Some states have other laws and regulations regarding possession of red-eared sliders as pets because they are looked upon as invasive species or pests where they are not native, but have been introduced through the pet trade. As of July 1, 2007, it is illegal in Florida to sell any wild type red-eared slider. Unusual color varieties such as albino and pastel red-eared sliders, which are derived from captive breeding, are still allowed for sale.
The flesh of turtles, calipash or calipee, was, and still is, considered a delicacy in a number of cultures. Turtle soup has been a prized dish in Anglo-American cuisine, and still remains so in some parts of Asia.[which?] Gopher tortoise stew was popular with some groups in Florida.
Turtles remain a part of the traditional diet on the island of Grand Cayman, so much so that when wild stocks became depleted, a turtle farm was established specifically to raise sea turtles for their meat. The farm also releases specimens to the wild as part of an effort to repopulate the Caribbean Sea.
Fat from turtles is also used in the Caribbean and in Mexico as a main ingredient in cosmetics, marketed under its Spanish name crema de tortuga. Turtle plastrons among other plants and animals parts are used in traditional Chinese medicines. (Other items in the image are dried lingzhi, snake, luo han guo, and ginseng).
Turtle plastrons (the part of the shell that covers a tortoise from the bottom) are widely used in traditional Chinese medicine; according to statistics, Taiwan imports hundreds of tons of plastrons every year. A popular medicinal preparation based on powdered turtle plastron (and a variety of herbs) is the guilinggao jelly; these days, though, it is typically made with only herbal ingredients.
Efforts have been made by Chinese entrepreneurs to satisfy increasing demand for turtle meat as gourmet food and traditional medicine with farmed turtles, instead of wild-caught ones; according to a study published in 2007, over a thousand turtle farms operated in China.

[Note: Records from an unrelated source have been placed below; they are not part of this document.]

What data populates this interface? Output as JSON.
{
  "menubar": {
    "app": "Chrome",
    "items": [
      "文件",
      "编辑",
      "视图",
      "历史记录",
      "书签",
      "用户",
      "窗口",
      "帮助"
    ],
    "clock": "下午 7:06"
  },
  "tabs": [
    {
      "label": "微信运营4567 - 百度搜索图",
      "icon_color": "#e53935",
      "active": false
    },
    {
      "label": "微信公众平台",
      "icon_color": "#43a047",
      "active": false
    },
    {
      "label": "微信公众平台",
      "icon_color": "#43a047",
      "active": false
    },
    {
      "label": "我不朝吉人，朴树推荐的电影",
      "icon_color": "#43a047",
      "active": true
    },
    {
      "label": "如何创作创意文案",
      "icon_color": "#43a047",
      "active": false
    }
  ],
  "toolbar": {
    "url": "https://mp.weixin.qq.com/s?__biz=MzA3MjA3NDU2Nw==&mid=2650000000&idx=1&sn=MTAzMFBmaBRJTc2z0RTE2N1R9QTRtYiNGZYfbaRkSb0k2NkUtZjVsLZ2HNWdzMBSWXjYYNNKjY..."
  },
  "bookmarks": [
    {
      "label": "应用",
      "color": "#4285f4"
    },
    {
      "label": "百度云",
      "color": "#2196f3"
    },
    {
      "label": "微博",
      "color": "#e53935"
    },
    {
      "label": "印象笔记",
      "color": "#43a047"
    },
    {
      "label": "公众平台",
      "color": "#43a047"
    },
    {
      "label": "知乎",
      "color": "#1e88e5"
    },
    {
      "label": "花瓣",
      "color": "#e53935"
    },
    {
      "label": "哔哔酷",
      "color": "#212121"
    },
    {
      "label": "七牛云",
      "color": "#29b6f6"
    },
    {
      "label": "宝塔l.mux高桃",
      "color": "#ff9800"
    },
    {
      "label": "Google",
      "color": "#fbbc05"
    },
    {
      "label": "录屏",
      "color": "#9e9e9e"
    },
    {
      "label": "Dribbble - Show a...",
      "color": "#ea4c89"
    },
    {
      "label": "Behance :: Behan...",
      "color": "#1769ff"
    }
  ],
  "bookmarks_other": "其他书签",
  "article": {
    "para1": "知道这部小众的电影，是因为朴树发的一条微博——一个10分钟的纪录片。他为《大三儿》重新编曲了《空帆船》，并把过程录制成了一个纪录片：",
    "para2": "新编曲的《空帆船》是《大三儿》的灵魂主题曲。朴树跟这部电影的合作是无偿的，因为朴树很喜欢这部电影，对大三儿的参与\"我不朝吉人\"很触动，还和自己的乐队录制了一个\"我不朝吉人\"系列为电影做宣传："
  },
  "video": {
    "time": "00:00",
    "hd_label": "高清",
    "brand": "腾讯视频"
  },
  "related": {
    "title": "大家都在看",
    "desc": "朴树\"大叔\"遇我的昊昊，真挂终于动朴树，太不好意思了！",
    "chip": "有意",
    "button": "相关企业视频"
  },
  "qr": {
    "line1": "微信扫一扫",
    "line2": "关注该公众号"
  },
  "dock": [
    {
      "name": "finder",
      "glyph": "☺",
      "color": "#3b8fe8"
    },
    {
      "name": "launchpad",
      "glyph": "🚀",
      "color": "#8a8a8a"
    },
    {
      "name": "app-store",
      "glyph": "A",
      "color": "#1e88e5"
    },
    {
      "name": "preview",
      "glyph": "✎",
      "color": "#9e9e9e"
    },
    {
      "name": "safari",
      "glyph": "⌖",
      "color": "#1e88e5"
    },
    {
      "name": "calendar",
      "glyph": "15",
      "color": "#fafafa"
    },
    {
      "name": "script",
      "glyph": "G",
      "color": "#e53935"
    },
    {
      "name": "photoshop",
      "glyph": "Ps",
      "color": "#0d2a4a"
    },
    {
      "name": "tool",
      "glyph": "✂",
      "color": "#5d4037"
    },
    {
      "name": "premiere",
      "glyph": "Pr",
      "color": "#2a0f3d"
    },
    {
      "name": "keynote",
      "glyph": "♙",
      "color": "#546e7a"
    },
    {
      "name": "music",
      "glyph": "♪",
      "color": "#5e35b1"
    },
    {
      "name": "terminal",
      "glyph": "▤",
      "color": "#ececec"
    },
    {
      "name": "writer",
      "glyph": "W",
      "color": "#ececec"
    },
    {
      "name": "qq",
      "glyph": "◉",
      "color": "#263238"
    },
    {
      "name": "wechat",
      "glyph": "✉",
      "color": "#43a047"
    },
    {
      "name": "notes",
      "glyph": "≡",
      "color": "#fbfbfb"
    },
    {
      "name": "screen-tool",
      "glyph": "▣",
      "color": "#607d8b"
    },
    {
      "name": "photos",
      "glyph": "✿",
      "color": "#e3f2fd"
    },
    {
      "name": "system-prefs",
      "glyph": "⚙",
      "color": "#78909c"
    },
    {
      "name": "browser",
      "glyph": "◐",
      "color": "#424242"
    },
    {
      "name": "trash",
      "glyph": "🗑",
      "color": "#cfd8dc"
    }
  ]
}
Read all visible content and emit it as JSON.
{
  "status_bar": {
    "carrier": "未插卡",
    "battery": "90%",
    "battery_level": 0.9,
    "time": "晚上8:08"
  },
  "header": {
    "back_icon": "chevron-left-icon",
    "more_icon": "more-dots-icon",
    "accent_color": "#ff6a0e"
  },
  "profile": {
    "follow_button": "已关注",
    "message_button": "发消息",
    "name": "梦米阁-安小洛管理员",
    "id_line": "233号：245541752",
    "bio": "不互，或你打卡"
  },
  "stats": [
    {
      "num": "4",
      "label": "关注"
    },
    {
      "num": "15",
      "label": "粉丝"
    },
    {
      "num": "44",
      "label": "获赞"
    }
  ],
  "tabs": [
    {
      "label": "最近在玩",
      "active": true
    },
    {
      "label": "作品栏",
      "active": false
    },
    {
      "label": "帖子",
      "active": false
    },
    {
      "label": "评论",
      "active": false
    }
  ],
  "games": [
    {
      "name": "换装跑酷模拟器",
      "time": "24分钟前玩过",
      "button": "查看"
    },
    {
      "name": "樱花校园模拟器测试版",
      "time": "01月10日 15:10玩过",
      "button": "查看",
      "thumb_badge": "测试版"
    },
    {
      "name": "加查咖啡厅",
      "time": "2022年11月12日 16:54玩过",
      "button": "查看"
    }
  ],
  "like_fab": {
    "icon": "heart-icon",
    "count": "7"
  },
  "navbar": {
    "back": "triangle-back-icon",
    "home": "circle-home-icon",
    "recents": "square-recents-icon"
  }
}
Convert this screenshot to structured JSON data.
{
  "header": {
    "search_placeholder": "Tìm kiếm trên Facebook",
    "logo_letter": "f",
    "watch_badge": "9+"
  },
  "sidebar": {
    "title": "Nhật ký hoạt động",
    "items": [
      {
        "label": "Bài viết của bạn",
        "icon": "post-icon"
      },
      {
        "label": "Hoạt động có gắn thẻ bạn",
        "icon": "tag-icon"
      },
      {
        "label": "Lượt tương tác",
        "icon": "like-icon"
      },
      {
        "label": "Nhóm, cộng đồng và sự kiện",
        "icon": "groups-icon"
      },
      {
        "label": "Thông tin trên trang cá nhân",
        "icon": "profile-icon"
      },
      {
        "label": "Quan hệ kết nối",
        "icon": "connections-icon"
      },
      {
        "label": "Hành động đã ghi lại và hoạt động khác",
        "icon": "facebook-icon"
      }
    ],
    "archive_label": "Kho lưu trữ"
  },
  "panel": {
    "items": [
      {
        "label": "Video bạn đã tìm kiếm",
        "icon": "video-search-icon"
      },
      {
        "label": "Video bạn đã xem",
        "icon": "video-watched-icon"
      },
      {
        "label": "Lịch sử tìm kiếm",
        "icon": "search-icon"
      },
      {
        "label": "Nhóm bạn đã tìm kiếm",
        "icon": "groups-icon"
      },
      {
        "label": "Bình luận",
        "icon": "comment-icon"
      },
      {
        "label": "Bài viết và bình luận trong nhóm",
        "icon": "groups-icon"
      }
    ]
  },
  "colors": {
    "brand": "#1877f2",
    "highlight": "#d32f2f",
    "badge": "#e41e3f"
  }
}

Turtle farms in Oklahoma and Louisiana raise turtles for export to China as well. Turtles on tree branch over a lake in New Jersey.
Nonetheless, wild turtles continue to be caught and sent to market in large number (as well as to turtle farms, to be used as breeding stock), resulting in a situation described by conservationists as "the Asian turtle crisis". In the words of the biologist George Amato, "the amount and the volume of captured turtles... vacuumed up entire species from areas in Southeast Asia", even as biologists still did not know how many distinct turtle species live in the region. About 75% of Asia's 90 tortoise and freshwater turtle species are estimated to have become threatened.
Harvesting wild turtles is legal in a number of states in the USA. In one of these states, Florida, just a single seafood company in Fort Lauderdale was reported in 2008 as buying about 5,000 pounds of softshell turtles a week. The harvesters (hunters) are paid about $2 a pound; some manage to catch as many as 30-40 turtles (500 pounds) on a good day. Some of the catch gets to the local restaurants, while most of it is exported to Asia. The Florida Fish and Wildlife Conservation Commission estimated in 2008 that around 3,000 pounds of softshell turtles were exported each week via Tampa International Airport.
Nonetheless, the great majority of turtles exported from the USA are farm raised. According to one estimate by the World Chelonian Trust, about 97% of 31.8 million animals harvested in the U.S. over a three-year period (November 4, 2002 - November 26, 2005) were exported. It has been estimated (presumably, over the same 2002-2005 period) that about 47% of the US turtle exports go to People's Republic of China (predominantly to Hong Kong), another 20% to Taiwan, and 11% to Mexico.